_Task to carry out_. Please print each record exactly, omitting none of them.
§ §
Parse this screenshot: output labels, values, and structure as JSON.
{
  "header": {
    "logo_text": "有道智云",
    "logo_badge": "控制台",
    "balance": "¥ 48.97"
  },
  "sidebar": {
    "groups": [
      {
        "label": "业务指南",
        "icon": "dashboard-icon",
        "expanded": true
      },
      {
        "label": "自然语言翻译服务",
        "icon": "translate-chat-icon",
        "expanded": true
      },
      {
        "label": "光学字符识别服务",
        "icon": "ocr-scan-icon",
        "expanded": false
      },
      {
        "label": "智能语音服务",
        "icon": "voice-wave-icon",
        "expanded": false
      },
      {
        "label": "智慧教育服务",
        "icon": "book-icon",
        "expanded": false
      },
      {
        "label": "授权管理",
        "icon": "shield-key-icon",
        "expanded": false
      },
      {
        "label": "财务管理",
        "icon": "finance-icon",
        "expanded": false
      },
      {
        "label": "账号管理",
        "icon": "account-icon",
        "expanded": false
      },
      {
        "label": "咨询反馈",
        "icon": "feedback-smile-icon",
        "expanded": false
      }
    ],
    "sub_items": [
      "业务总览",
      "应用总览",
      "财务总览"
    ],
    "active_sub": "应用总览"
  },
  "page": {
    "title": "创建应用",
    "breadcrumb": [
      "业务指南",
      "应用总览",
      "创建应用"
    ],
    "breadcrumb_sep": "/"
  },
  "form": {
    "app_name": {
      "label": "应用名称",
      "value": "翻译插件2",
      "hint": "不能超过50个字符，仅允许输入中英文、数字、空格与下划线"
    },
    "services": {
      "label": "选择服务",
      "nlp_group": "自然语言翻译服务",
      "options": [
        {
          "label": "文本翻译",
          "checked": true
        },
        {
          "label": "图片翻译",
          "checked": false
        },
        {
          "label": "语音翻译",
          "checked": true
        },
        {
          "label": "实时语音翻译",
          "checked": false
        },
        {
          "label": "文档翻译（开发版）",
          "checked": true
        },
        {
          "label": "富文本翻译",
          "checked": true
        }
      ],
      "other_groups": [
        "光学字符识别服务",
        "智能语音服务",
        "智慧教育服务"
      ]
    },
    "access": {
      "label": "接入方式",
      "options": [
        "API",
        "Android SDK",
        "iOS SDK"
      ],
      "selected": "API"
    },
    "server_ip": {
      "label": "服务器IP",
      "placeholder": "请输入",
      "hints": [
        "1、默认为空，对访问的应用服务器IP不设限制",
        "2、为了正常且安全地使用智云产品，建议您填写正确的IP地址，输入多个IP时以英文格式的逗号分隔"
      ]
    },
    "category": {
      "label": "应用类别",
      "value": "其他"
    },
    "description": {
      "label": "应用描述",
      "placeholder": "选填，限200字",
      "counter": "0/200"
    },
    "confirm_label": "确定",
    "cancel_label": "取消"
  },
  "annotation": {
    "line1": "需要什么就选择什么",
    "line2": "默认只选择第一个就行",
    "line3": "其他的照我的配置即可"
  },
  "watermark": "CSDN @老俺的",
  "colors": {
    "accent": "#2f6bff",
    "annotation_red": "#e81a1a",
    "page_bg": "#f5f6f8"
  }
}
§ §
_Solution below_.
Parse this screenshot: output labels, values, and structure as JSON.
{
  "header": {
    "logo_text": "有道智云",
    "logo_badge": "控制台",
    "balance": "¥ 48.97"
  },
  "sidebar": {
    "groups": [
      {
        "label": "业务指南",
        "icon": "dashboard-icon",
        "expanded": true
      },
      {
        "label": "自然语言翻译服务",
        "icon": "translate-chat-icon",
        "expanded": true
      },
      {
        "label": "光学字符识别服务",
        "icon": "ocr-scan-icon",
        "expanded": false
      },
      {
        "label": "智能语音服务",
        "icon": "voice-wave-icon",
        "expanded": false
      },
      {
        "label": "智慧教育服务",
        "icon": "book-icon",
        "expanded": false
      },
      {
        "label": "授权管理",
        "icon": "shield-key-icon",
        "expanded": false
      },
      {
        "label": "财务管理",
        "icon": "finance-icon",
        "expanded": false
      },
      {
        "label": "账号管理",
        "icon": "account-icon",
        "expanded": false
      },
      {
        "label": "咨询反馈",
        "icon": "feedback-smile-icon",
        "expanded": false
      }
    ],
    "sub_items": [
      "业务总览",
      "应用总览",
      "财务总览"
    ],
    "active_sub": "应用总览"
  },
  "page": {
    "title": "创建应用",
    "breadcrumb": [
      "业务指南",
      "应用总览",
      "创建应用"
    ],
    "breadcrumb_sep": "/"
  },
  "form": {
    "app_name": {
      "label": "应用名称",
      "value": "翻译插件2",
      "hint": "不能超过50个字符，仅允许输入中英文、数字、空格与下划线"
    },
    "services": {
      "label": "选择服务",
      "nlp_group": "自然语言翻译服务",
      "options": [
        {
          "label": "文本翻译",
          "checked": true
        },
        {
          "label": "图片翻译",
          "checked": false
        },
        {
          "label": "语音翻译",
          "checked": true
        },
        {
          "label": "实时语音翻译",
          "checked": false
        },
        {
          "label": "文档翻译（开发版）",
          "checked": true
        },
        {
          "label": "富文本翻译",
          "checked": true
        }
      ],
      "other_groups": [
        "光学字符识别服务",
        "智能语音服务",
        "智慧教育服务"
      ]
    },
    "access": {
      "label": "接入方式",
      "options": [
        "API",
        "Android SDK",
        "iOS SDK"
      ],
      "selected": "API"
    },
    "server_ip": {
      "label": "服务器IP",
      "placeholder": "请输入",
      "hints": [
        "1、默认为空，对访问的应用服务器IP不设限制",
        "2、为了正常且安全地使用智云产品，建议您填写正确的IP地址，输入多个IP时以英文格式的逗号分隔"
      ]
    },
    "category": {
      "label": "应用类别",
      "value": "其他"
    },
    "description": {
      "label": "应用描述",
      "placeholder": "选填，限200字",
      "counter": "0/200"
    },
    "confirm_label": "确定",
    "cancel_label": "取消"
  },
  "annotation": {
    "line1": "需要什么就选择什么",
    "line2": "默认只选择第一个就行",
    "line3": "其他的照我的配置即可"
  },
  "watermark": "CSDN @老俺的",
  "colors": {
    "accent": "#2f6bff",
    "annotation_red": "#e81a1a",
    "page_bg": "#f5f6f8"
  }
}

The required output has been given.